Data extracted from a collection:
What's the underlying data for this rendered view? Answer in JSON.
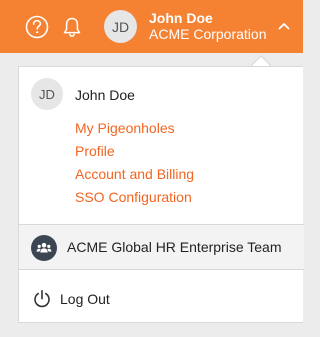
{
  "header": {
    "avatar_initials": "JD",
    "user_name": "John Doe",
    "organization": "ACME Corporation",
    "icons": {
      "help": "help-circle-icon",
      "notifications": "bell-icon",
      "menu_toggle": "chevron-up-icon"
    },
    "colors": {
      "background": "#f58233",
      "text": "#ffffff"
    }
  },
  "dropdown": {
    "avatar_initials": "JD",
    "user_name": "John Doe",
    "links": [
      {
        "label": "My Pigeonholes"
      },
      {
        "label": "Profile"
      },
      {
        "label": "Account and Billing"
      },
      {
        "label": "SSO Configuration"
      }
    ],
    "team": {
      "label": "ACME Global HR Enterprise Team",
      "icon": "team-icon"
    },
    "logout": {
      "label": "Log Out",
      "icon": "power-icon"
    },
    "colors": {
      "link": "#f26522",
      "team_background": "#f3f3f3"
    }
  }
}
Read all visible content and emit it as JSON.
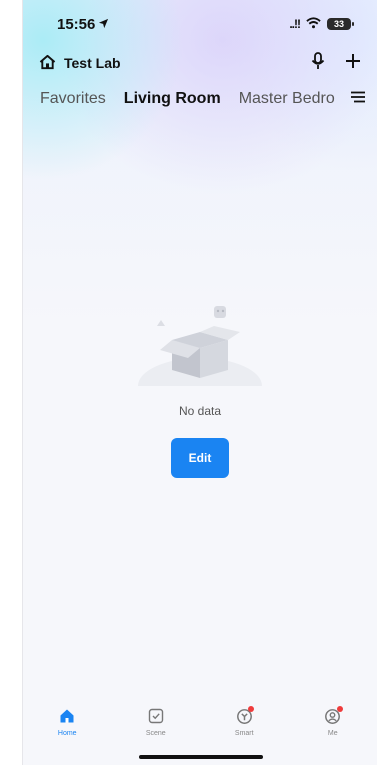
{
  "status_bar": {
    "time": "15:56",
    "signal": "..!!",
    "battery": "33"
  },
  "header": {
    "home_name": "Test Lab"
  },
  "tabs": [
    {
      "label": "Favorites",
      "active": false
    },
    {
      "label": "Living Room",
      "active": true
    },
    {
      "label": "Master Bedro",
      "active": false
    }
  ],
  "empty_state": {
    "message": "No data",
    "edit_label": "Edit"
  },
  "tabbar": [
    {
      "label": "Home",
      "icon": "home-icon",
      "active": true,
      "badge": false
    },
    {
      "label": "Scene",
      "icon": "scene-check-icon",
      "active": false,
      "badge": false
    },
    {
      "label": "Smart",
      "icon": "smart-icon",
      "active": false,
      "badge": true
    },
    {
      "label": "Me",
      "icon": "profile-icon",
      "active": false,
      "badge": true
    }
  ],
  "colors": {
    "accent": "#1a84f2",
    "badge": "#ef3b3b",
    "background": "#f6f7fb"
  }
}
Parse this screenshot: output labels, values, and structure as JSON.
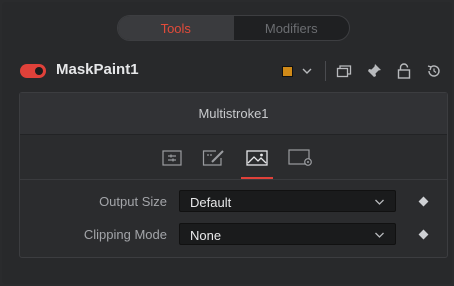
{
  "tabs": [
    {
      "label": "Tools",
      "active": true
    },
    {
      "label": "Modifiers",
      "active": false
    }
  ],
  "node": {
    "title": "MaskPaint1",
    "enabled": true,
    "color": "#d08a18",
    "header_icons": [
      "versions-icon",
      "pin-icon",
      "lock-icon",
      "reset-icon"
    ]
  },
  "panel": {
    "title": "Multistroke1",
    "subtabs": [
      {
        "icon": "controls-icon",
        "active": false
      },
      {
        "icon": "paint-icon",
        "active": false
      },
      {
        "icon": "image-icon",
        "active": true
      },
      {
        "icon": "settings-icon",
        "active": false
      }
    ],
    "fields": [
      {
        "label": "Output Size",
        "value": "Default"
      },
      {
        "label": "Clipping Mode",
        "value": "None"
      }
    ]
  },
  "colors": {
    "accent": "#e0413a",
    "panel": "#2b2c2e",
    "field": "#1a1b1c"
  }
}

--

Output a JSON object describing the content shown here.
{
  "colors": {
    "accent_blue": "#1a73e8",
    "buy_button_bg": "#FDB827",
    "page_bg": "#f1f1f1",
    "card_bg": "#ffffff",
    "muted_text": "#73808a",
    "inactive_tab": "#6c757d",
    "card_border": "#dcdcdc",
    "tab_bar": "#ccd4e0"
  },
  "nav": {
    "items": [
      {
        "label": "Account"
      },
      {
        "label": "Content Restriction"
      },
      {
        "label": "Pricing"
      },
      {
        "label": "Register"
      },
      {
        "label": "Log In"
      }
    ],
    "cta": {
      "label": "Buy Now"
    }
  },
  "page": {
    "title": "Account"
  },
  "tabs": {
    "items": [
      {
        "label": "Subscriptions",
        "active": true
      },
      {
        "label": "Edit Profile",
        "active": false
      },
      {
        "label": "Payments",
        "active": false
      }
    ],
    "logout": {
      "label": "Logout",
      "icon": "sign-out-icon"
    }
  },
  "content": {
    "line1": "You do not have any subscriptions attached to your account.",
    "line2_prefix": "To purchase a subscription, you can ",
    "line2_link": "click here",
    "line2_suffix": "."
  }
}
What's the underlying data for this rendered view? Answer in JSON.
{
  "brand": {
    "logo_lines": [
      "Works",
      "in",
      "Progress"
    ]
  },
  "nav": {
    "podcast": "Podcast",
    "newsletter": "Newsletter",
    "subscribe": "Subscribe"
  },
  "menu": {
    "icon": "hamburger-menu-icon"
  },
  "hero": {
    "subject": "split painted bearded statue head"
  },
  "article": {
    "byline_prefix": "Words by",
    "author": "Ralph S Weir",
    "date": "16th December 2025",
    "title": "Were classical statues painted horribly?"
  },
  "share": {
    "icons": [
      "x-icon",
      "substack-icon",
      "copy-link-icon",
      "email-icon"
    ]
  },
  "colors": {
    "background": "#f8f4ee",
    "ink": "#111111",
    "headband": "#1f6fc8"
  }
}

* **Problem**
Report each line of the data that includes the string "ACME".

* **Result of this exercise**
    "organization": "ACME Corporation",
      "label": "ACME Global HR Enterprise Team",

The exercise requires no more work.